Recorded information -
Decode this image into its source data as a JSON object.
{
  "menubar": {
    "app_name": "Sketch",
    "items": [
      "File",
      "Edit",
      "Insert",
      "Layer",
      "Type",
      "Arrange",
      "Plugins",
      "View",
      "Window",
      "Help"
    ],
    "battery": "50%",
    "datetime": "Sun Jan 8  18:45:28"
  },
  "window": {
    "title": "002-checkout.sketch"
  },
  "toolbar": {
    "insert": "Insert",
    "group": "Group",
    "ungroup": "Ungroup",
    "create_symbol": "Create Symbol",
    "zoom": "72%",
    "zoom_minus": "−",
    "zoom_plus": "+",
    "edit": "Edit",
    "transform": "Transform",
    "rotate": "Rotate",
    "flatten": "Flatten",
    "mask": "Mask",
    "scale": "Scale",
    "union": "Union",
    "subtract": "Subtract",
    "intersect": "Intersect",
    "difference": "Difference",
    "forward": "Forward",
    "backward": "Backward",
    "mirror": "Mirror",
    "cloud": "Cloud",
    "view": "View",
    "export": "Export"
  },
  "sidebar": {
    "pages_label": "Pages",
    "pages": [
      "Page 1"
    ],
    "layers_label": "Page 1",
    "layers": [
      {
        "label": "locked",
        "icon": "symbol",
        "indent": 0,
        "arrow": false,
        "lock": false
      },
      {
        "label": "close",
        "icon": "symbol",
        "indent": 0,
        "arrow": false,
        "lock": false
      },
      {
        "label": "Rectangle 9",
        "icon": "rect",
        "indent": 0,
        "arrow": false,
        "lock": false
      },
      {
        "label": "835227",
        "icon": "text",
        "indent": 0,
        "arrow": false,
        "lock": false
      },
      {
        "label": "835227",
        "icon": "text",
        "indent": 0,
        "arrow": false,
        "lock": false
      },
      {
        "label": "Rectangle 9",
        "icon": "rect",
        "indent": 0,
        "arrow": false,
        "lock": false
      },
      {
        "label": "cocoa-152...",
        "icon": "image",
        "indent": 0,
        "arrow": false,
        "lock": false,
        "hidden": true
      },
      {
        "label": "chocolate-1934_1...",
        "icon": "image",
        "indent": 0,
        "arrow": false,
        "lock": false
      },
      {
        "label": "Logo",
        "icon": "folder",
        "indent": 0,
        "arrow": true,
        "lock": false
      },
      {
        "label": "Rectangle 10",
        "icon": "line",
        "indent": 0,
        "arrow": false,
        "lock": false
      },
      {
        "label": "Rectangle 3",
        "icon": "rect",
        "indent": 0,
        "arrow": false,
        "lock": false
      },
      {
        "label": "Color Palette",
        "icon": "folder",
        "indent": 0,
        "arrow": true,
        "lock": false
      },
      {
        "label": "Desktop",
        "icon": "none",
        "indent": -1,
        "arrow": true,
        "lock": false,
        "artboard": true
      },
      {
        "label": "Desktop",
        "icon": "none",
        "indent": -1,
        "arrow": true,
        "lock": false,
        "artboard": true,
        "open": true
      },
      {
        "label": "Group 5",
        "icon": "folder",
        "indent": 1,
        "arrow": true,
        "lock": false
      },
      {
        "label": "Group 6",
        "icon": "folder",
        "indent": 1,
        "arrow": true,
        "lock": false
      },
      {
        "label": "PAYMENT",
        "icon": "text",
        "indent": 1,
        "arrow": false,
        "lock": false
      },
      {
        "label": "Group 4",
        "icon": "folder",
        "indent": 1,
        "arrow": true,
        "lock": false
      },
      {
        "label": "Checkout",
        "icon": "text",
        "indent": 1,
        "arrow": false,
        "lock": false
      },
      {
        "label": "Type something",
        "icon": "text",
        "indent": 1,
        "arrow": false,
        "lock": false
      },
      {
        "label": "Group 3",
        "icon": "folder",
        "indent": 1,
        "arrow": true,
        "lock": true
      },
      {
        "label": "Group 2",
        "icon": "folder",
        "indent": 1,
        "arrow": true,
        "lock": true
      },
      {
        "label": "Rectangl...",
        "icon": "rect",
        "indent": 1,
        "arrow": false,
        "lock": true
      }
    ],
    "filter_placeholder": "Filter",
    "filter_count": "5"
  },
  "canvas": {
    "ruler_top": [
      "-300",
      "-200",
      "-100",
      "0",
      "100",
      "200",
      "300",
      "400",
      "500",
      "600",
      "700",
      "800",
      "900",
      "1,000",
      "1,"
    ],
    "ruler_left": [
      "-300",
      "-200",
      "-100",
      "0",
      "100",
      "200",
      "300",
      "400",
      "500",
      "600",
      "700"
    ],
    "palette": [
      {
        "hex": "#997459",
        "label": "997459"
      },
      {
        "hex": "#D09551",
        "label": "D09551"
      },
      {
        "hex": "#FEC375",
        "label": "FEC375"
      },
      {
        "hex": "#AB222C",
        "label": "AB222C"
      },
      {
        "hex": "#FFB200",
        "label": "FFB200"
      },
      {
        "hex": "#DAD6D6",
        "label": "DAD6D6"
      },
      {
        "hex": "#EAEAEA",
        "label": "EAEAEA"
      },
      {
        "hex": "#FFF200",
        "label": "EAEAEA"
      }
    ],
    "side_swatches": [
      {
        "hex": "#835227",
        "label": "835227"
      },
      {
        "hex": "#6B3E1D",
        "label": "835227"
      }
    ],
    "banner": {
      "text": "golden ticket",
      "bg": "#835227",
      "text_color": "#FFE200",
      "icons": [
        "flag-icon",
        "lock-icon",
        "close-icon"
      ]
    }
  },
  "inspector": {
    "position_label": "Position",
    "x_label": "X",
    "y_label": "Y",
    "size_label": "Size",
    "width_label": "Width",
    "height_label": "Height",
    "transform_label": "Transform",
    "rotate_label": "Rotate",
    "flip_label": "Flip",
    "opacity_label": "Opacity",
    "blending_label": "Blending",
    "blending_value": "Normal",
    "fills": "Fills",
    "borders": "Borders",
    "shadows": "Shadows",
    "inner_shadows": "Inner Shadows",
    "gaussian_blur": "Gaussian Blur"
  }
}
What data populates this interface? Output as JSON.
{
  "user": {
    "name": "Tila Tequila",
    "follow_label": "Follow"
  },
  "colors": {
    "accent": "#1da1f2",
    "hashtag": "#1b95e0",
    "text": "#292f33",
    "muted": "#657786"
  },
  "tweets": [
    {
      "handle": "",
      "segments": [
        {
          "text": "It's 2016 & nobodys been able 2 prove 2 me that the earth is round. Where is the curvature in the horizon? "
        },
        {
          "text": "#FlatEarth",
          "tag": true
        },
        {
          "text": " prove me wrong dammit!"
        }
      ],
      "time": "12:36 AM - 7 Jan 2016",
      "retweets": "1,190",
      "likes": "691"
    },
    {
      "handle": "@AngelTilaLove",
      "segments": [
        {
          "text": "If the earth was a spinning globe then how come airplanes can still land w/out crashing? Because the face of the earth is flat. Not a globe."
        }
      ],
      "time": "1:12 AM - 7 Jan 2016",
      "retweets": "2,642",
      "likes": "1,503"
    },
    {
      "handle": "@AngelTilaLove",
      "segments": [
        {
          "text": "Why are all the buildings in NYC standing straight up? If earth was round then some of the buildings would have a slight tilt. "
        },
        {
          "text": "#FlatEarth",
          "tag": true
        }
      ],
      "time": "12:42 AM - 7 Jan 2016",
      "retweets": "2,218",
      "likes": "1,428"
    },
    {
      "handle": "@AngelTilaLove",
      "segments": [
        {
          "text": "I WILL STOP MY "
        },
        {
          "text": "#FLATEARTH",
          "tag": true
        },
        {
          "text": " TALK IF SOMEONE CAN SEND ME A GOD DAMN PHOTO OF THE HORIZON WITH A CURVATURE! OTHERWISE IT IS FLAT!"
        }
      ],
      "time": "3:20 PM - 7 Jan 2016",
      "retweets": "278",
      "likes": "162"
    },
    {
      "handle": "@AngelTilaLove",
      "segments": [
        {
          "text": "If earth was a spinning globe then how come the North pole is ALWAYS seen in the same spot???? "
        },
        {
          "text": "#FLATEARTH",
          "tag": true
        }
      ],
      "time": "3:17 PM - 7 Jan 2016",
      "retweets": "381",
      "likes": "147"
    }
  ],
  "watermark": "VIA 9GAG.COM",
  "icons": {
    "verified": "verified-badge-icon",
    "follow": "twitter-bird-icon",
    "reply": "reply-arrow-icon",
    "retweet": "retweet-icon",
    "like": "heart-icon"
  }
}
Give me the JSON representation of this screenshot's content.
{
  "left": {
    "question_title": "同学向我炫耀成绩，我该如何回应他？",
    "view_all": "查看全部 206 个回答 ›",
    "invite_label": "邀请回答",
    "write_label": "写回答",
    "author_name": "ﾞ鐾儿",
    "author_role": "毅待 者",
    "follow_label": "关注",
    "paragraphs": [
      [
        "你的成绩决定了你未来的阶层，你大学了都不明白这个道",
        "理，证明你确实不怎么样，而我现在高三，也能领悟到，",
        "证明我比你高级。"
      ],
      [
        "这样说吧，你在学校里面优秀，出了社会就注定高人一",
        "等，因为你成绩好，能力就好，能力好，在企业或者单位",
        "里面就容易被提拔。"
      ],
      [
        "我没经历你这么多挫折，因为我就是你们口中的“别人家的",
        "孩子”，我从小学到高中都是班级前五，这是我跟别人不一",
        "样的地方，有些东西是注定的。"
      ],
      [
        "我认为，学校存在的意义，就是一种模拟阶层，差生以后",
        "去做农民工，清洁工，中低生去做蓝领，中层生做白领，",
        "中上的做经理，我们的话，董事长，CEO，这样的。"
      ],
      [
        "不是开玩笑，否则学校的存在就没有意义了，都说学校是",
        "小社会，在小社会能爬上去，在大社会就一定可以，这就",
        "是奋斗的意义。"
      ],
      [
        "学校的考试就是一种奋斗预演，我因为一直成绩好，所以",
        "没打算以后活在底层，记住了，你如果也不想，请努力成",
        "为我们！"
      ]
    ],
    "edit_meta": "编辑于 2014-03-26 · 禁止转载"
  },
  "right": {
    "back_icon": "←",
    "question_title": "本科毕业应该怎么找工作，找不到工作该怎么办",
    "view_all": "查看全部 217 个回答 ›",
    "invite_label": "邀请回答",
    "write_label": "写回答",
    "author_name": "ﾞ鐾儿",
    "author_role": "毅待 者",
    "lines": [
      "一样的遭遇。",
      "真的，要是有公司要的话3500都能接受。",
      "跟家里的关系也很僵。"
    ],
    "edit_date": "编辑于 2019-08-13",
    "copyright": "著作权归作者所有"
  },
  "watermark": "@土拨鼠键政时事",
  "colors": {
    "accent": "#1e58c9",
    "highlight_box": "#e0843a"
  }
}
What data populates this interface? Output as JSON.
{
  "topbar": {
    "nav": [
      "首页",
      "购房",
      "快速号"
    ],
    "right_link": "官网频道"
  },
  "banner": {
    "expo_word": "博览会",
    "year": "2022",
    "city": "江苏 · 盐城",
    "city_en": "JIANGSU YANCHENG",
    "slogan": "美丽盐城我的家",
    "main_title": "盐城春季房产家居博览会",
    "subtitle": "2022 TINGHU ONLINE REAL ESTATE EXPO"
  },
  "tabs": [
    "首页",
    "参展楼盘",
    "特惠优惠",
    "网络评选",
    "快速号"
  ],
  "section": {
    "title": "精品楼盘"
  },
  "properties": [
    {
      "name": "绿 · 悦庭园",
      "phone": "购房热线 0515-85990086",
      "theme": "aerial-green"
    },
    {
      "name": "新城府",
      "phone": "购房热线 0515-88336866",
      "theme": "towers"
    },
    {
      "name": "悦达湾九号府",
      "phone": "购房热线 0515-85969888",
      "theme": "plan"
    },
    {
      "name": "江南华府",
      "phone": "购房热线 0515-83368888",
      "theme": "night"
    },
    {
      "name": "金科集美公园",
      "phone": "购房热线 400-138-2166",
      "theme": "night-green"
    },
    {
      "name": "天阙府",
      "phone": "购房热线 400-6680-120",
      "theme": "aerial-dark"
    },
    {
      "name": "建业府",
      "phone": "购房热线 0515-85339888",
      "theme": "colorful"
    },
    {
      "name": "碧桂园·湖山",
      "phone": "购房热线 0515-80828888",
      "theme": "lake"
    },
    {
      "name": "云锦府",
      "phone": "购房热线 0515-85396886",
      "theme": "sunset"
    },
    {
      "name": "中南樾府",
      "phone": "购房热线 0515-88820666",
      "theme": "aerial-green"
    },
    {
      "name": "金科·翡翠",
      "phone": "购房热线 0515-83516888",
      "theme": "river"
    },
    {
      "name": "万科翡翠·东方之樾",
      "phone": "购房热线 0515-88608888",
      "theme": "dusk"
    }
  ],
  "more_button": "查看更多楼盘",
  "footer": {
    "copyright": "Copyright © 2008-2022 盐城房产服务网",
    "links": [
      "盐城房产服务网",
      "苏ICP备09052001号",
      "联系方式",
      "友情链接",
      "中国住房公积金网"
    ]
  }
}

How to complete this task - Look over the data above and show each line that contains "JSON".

Solution -
Decode this image into its source data as a JSON object.
What data populates this interface? Output as JSON.
Give me the JSON representation of this screenshot's content.
What data populates this interface? Output as JSON.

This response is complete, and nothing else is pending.